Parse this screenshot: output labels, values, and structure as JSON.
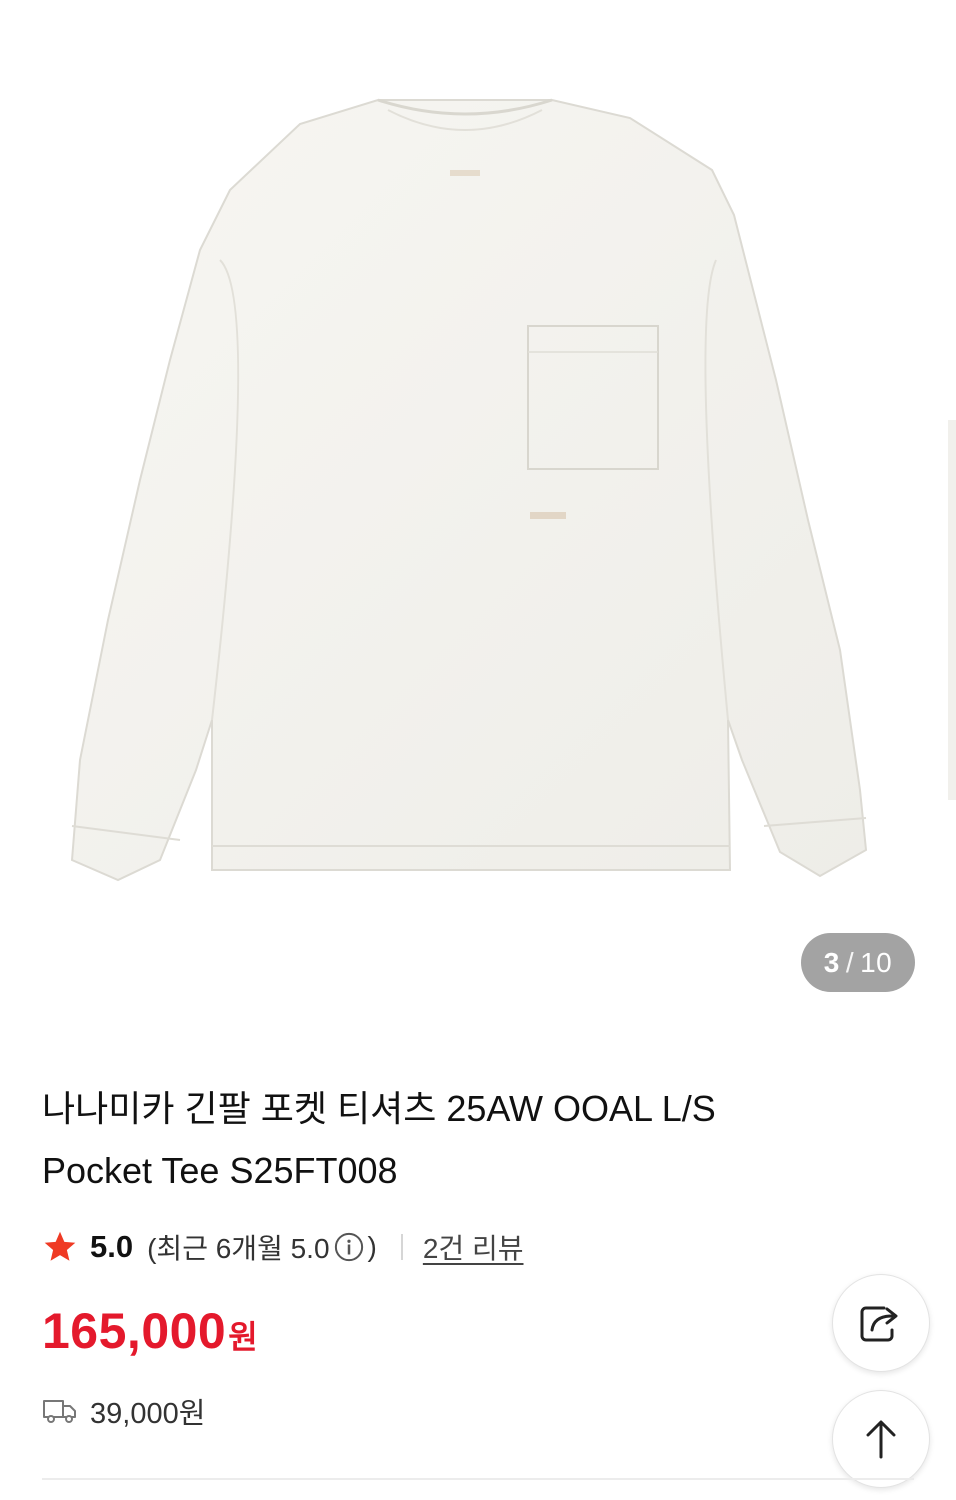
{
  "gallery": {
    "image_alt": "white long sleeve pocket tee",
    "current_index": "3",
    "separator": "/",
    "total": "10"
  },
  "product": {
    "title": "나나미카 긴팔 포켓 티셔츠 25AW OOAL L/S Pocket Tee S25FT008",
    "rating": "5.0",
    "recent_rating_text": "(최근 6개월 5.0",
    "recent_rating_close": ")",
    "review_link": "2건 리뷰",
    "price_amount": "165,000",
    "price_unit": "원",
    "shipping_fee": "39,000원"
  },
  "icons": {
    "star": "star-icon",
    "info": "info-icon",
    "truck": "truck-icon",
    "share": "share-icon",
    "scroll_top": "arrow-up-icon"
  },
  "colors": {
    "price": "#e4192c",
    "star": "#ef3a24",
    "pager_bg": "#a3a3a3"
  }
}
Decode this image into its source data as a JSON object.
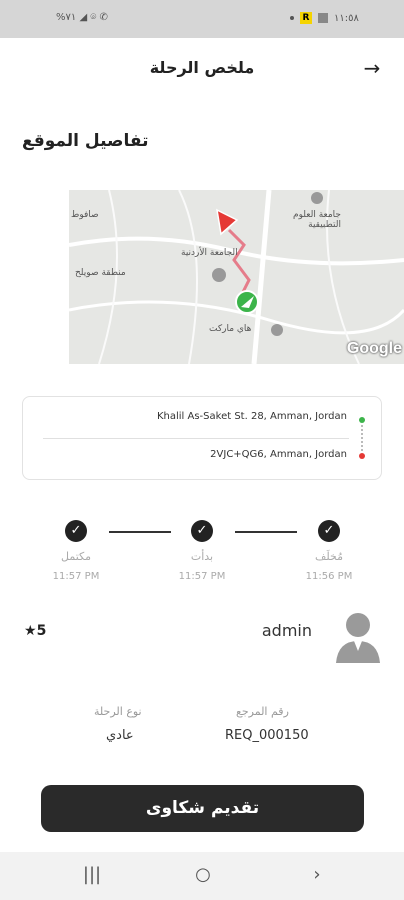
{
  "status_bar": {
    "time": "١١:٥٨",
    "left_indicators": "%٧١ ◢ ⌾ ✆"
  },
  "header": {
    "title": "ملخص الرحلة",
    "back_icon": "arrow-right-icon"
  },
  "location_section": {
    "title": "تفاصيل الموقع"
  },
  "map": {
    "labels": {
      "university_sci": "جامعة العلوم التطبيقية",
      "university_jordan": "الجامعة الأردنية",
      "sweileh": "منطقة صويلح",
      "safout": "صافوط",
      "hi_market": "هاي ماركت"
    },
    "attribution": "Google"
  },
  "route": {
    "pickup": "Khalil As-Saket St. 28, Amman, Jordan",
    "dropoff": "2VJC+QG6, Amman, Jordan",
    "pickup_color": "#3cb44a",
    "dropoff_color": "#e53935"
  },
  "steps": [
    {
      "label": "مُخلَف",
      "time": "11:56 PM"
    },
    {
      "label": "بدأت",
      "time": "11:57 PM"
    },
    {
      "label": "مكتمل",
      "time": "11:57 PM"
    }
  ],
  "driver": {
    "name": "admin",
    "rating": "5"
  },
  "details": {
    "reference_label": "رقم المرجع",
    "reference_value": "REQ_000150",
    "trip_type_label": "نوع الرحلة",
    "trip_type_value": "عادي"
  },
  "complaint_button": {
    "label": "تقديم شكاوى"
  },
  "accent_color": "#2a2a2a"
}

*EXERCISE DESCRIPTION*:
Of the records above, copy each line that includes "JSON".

*SOLUTION FOR THIS EXERCISE*:
Parse this screenshot: output labels, values, and structure as JSON.
Decode this image into its source data as a JSON object.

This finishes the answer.